When NASA’s New Horizons spacecraft sailed past Pluto in 2015, it captured an image of the dwarf planet’s heart-shaped geography. But while it was there, New Horizons also caught a glimpse of Pluto’s dark side. Continue reading More Evidence that Pluto Might Have a Subsurface Ocean
NASA’s New Horizons spacecraft is now 3.79 billion miles from Earth, or around 41 times the distance between the Earth and the Sun, and far beyond the orbit of Neptune. Using its Long Range Reconnaissance Imager, it snapped these images of Kuiper Belt Objects 2012 HZ84 (left) and 2012 HE85 (right)—and they’re the furthest images ever taken away from Earth.
Something very strange is going on around Pluto. The icy world that sits some 3.6 billion miles from the sun appears to be emitting x-rays—high energy radiation associated with gases with temperatures of a million degrees. That makes Pluto the furthest known x-ray source in our solar system. If confirmed, the finding could reshape our understanding of the dwarf planet’s atmosphere.
For spacecraft that zoom through the cosmos at thousands of miles per hour, calculating which one is traveling the fastest is more complicated than simply clocking the first to cross a finish line.
In 2015, NASA’s New Horizons mission made history when it captured the first detailed images of Pluto at the far edges of our solar system. Now, it’s set to go even further after the NASA mission received an official green light to extend its mission into 2019.

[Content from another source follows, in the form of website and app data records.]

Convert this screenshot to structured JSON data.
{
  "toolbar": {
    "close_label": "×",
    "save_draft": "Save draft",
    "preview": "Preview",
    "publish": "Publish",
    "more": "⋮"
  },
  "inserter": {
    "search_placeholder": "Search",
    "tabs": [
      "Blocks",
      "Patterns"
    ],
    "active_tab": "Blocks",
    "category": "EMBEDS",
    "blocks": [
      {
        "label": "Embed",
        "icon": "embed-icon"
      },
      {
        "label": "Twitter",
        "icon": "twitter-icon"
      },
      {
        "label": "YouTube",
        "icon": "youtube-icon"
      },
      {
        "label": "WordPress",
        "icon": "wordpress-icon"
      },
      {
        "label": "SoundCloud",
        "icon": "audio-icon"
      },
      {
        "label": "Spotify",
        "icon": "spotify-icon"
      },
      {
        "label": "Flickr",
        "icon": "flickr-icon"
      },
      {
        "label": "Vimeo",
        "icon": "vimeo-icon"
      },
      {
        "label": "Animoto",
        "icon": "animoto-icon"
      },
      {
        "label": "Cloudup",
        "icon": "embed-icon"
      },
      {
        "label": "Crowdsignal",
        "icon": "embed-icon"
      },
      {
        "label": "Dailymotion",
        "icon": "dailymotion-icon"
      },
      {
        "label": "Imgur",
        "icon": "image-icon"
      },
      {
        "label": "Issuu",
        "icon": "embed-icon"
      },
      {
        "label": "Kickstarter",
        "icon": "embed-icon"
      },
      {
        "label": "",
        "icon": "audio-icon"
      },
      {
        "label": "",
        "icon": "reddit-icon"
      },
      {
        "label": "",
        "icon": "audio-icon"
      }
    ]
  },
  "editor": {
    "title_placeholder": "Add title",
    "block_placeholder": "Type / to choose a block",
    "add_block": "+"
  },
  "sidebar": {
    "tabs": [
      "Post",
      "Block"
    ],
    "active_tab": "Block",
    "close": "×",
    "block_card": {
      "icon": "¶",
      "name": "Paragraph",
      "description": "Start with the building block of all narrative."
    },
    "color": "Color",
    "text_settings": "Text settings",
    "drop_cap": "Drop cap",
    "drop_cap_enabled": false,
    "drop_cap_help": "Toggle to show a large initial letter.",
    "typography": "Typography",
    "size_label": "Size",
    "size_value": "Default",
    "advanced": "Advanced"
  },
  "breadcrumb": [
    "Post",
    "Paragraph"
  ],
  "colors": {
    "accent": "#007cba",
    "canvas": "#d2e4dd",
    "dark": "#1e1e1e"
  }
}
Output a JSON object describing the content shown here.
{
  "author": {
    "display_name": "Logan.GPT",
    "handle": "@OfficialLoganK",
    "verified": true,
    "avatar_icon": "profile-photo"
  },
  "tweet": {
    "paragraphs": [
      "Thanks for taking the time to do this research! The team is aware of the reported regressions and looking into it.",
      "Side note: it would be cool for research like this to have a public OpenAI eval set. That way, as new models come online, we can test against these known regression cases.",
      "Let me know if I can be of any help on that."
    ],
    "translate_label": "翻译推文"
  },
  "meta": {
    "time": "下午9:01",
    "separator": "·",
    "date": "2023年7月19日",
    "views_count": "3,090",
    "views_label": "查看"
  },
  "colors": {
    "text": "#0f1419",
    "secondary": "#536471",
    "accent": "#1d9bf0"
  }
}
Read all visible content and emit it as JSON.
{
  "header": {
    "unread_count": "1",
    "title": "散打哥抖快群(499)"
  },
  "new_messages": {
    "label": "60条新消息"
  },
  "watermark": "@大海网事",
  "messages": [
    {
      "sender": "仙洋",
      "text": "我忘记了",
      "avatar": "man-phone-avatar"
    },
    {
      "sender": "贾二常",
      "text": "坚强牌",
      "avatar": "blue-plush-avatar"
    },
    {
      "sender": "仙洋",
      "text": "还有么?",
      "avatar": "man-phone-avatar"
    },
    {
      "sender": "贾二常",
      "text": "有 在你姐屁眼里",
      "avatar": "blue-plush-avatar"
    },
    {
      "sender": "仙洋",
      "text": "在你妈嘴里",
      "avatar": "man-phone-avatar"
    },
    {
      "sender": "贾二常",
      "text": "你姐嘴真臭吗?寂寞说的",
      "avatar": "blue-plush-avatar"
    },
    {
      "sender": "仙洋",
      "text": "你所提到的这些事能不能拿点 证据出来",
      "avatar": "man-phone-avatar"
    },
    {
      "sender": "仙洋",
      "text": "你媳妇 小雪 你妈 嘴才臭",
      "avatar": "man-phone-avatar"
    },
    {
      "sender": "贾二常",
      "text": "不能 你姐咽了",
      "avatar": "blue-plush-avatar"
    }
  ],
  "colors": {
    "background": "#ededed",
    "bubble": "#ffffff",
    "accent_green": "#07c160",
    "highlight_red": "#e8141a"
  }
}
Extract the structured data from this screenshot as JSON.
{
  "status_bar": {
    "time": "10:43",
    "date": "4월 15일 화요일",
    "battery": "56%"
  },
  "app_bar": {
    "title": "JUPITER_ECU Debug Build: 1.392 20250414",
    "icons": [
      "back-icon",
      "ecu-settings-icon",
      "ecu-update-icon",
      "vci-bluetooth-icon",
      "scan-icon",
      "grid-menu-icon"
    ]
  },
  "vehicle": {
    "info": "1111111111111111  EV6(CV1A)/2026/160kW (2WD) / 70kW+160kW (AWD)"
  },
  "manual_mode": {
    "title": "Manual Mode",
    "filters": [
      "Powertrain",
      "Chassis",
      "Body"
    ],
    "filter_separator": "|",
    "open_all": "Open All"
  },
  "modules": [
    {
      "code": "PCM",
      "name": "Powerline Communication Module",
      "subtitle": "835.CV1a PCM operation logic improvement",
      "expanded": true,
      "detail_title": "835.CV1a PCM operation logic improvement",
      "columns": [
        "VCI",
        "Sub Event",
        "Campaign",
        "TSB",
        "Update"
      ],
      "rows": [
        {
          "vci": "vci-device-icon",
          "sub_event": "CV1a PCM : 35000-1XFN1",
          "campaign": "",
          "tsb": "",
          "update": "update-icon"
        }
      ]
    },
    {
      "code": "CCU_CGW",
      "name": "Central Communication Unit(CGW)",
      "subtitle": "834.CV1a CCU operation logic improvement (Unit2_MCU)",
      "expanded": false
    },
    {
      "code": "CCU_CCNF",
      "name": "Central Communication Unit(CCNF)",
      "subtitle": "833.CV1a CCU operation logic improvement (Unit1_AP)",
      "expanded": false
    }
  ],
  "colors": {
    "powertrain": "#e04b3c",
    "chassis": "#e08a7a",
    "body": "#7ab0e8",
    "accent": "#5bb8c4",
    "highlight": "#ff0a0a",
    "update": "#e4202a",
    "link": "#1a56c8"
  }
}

The Pluto flyby was arguably one of 2015’s top scientific achievements, maybe even one of the most memorable moments in the last decade. We now know what our ex-ninth planet looks like, and it’s spectacular. Pluto turned out to have some surprising features like glaciers, nitrogen lakes, ice volcanoes, and the list is growing. The New Horizons mission to Pluto has surpassed everyone’s expectations, and the good news is, the team has no plans of stopping yet. This summer, they’re hoping to win an extended mission to explore another strange new world.